This year, Alex, Jed, Allie, Rosie, Adam and Micah Shiff have established a Youth Philanthropy Program for JFS. Collectively they have pledged a total of $6,000 to match any gift, 1:1, made by youth (up to the age of 25). They hope to help raise a total of $12,000 towards JFS programs and services.
The program runs Jan – Dec 2017.
See below for their story and how they were inspired to make this gift!
The Story Behind Shiff Youth Philanthropy
A grandmother’s challenge motivated six B.C. cousins to begin a philanthropic project – and the young people are picking up the torch and urging their peers to do the same.
Dorothy Shiff, who lives in Toronto, told her grandchildren she would provide them with $1,000 each for a charity of their choice if they wrote persuasive explanations of why they chose the cause they did.
Dorothy admits she was no pushover.
“We had a deadline because I thought they could drag their feet,” she says. She also demanded rewrites when she thought her grandkids hadn’t put enough thought into it.
Alex Shiff was the first to respond. A couple of years ago, the 27-year-old, who is an assistant to B.C.’s Environment Minister, had attended the Innovators Lunch, which is JFSA’s major annual fundraising event. His uncle, Ari Shiff, who supports the event every year, as a sponsor through Inflection Management, invited him to be a guest at their table. Alex was impacted by a story he heard there.
“I was quite moved by the profile of one particular gentleman who talked about his story, as a successful businessman in Point Grey and ending up in the Downtown Eastside. He talked about the services, the basic resources, the counselling that were provided to him by JFSA,” says Alex. The man’s struggle with mental illness and substance misuse struck Alex as important topics to address.
“I think it’s something that’s often not discussed within the Jewish community,” he says. “A lot of folks don’t think that things like that can happen to them.”
Alex decided that JFSA was where he wanted his donation to go and wrote his grandmother about his experience at the Innovators Lunch.
Alex’s uncle, Ari Shiff, was impressed with Alex’s letter.
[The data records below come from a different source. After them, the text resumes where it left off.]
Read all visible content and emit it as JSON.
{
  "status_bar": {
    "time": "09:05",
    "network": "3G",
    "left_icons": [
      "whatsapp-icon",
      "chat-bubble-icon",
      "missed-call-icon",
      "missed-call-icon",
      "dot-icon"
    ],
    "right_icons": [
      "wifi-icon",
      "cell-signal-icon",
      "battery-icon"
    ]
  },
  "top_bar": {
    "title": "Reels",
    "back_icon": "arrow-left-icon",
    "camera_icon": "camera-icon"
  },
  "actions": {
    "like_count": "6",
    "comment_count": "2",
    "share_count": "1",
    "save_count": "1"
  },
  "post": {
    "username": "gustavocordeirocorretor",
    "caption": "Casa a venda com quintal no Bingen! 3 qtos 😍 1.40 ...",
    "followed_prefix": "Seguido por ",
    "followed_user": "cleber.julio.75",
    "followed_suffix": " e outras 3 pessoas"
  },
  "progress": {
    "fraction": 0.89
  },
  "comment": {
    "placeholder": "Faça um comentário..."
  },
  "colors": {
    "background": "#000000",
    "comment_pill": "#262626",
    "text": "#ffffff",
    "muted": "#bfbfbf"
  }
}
“I thought it was so nice that I sent his email to my kids and said, ‘Why can’t you be more like your cousin Alex’?” Ari says. The email was persuasive. All five of Ari Shiff and Carla van Messel’s kids jumped on the JFSA bandwagon.
The multi-generational Shiff humour came through in some of the responses. In her email, Allie, 22, wrote “I’m so lucky to have such a lovely bubby and not one of those evil kinds of bubbys that … make them eat gefilte fish. Or borscht.” She went on to outline aspects of JFSA’s work with people living in poverty, newcomers and seniors.
Jed, 20, cited JFSA’s efforts to settle new Canadians and help them obtain Canadian certification for trades or professions they had in their places of origin. He signed himself “Your favourite grandson.”
Rosie, 18, called JFSA a “one-stop shop for people who need help,” where services are provided in a “respectful, dignified way.”
Adam, 16, itemized the services JFSA provides seniors as his reason for allocating his donation.
Micah, 13, was particularly passionate, citing his involvement in the Chesed Club at Vancouver Talmud Torah (VTT), which has been working to support refugees to Canada. JFSA, he wrote, helps refugees get back on their feet in a new homeland.
“I would really like to thank you for this opportunity, because all year I have wanted to donate money to this cause but I don’t have money of my own to give,” he wrote.
Together, the Shiff kids decided to leverage their gifts by creating a Youth Philanthropy matching gift program this year. Their collective $6,000 will be pledged to JFSA, to match donations 1:1 from other young people, up to the age of 25. They are hoping their peers will donate bar or bat mitzvah money or some cash from part-time jobs to help raise critical funds to support JFSA programs and services.
Ari Shiff thinks his mother’s idea was a great one. In the Jewish community, he says, there is a double-edged sword to family giving. Joining together to give as a family is a way to maximize impact, he acknowledges, but he has been involved in multiple major fundraising campaigns in Vancouver where even people in their 50s tell him, “Go talk to my dad.” Getting successive generations engaged in philanthropy as early as possible is ideal, he says.
Ari has been involved in programs at VTT, King David high school and elsewhere to try to get young people to think about philanthropy.
His goal, he says, is “to encourage kids who think their $18 doesn’t mean anything to understand that actually your $18 means a whole lot. And we’ll match it to make it worth more.”
Nephew Alex wants peers to think of things relatively.
“There’s a lot of stories about the struggles of Millennials – difficulties finding employment, the cost of housing, student debt – but when you really look at your life and you come into contact with folks that really have it tough, and are truly struggling, you realize that there is really a lot of yourself you can give,” he says.